On a rain soaked Monday that saw the peloton tackle seven rated climbs, the race lost another top favorite. Spaniard Alberto Contador (Tinkoff-Saxo) crashed heavily midway through the 161.5km stage 10 from Mulhouse to La Planche des Belles Filles. After receiving extensive treatment from both team and race staff, the pre-race GC favorite got back on his bike and soldiered on. But it quickly became apparent his injuries were too great, and Contador pulled off the road and slumped into a team car.
Meanwhile, at the front of the race, former (and now current) yellow jersey holder Vincenzo Nibali (Astana) made a big push to win the Tour de France, attacking his fellow GC contenders on the stage’s final climb, and dropping them all on the way to a dramatic solo stage win. Nibali finished the day in 4:27:26, 15 seconds ahead of second-placed Thibaut Pinot (FDJ.fr) and another 5 seconds up on third place finisher Alejandro Valverde (Movistar).

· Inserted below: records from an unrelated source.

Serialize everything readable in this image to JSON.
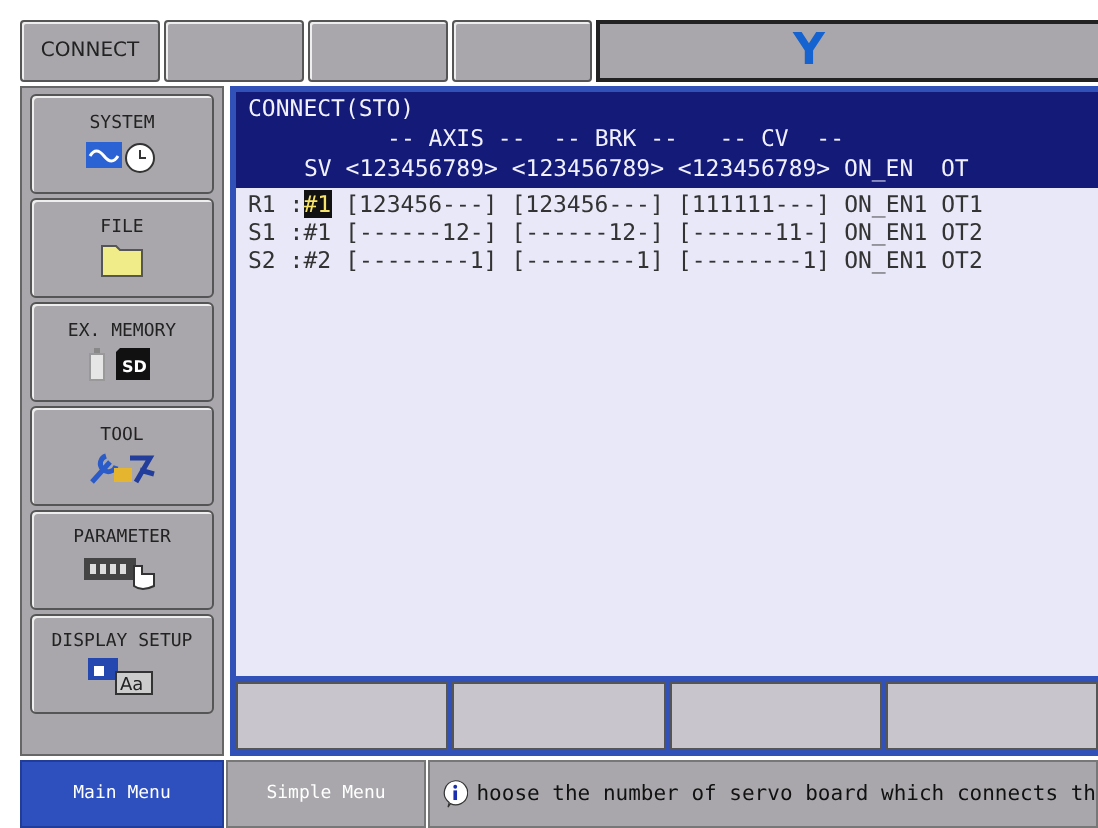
{
  "top_bar": {
    "connect_button": "CONNECT",
    "title": "Y"
  },
  "menu": [
    {
      "label": "SYSTEM",
      "kind": "system"
    },
    {
      "label": "FILE",
      "kind": "file"
    },
    {
      "label": "EX. MEMORY",
      "kind": "memory",
      "icon_text": "SD"
    },
    {
      "label": "TOOL",
      "kind": "tool"
    },
    {
      "label": "PARAMETER",
      "kind": "parameter"
    },
    {
      "label": "DISPLAY SETUP",
      "kind": "display",
      "icon_text": "Aa"
    }
  ],
  "panel": {
    "title": "CONNECT(STO)",
    "header_groups": "-- AXIS --  -- BRK --   -- CV  --",
    "header_columns": "SV <123456789> <123456789> <123456789> ON_EN  OT",
    "rows": [
      {
        "robot": "R1 :",
        "sv": "#1",
        "axis": "[123456---]",
        "brk": "[123456---]",
        "cv": "[111111---]",
        "on_en": "ON_EN1",
        "ot": "OT1",
        "selected": true
      },
      {
        "robot": "S1 :",
        "sv": "#1",
        "axis": "[------12-]",
        "brk": "[------12-]",
        "cv": "[------11-]",
        "on_en": "ON_EN1",
        "ot": "OT2",
        "selected": false
      },
      {
        "robot": "S2 :",
        "sv": "#2",
        "axis": "[--------1]",
        "brk": "[--------1]",
        "cv": "[--------1]",
        "on_en": "ON_EN1",
        "ot": "OT2",
        "selected": false
      }
    ]
  },
  "bottom_bar": {
    "tabs": [
      {
        "label": "Main Menu",
        "selected": true
      },
      {
        "label": "Simple Menu",
        "selected": false
      }
    ],
    "message": "hoose the number of servo board which connects th"
  }
}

That pushed Nibali back into the overall lead. The Italian is now 2:23 up on Team Sky’s Richie Porte, who’s taken over team leadership duties after the abandonment of 2013 Tour winner Chris Froome, who dropped out of the race during stage 5 after crashing twice. Valverde is sits third at 2:47. Here’s a look at the dramatic day of racing through the lens of Graham Watson. See stage 10 results here.
Italian Vincenzo Nibali attacked late in stage 10, then soloed to victory, retaking the yellow jersey in the process. Photo by Graham Watson
Nibali now owns a comfortable lead in the GC standings, and it the clear favorite to be wearing yellow in Paris. Photo by Graham Watson
At the other end of the emotional spectrum was Spaniard Alberto Contador, who crashed heavily midway through the stage, and after trying to push on, was forced to abandon the race. It was later revealed that the Tinkoff-Saxo team leader had a fractured right tibia. Photo by Graham Watson
American Tejay van Garderen (BMC) had a solid day on the bike, finishing sixth on the stage and moving to seventh overall at 3:56. Photo by Graham Watson
As expected, former yellow jersey holder Tony Gallopin (Lotto-Belisol) was no match for the race’s real climbers. The Frenchman was dropped early on the day’s final climb. Photo by Graham Watson
The difficulty of the day is painted clearly on the face of Cofidis rider Daniel Navarro. Photo by Graham Watson
With team leader Chris Froome out of the race, Sky’s Richie Porte is now the U.K. squads top hope in the chase for the yellow jersey. Porte had a solid stage 10, losing just 22 seconds to Nibali and moving to second overall at 2:23. Photo by Graham Watson
Joaquim Rodriguez nearly escaped for the stage win, but had to settle for the polka-dot King of the Mountains jersey. The Katusha captain has said winning the climber’s crown is his goal at this year’s Tour. Photo by Graham Watson
Nibali was all alone at the finish line of stage 10, leaving him time to pay tribute to his infant child with a ceremonial suck of the thumb. Photo by Graham Watson
Slovakian wunderkind Peter Sagan consolidated his commanding green jersey lead early in the stage, then wowed the fans at the finish line with this no-handed wheelie. Photo by Graham Watson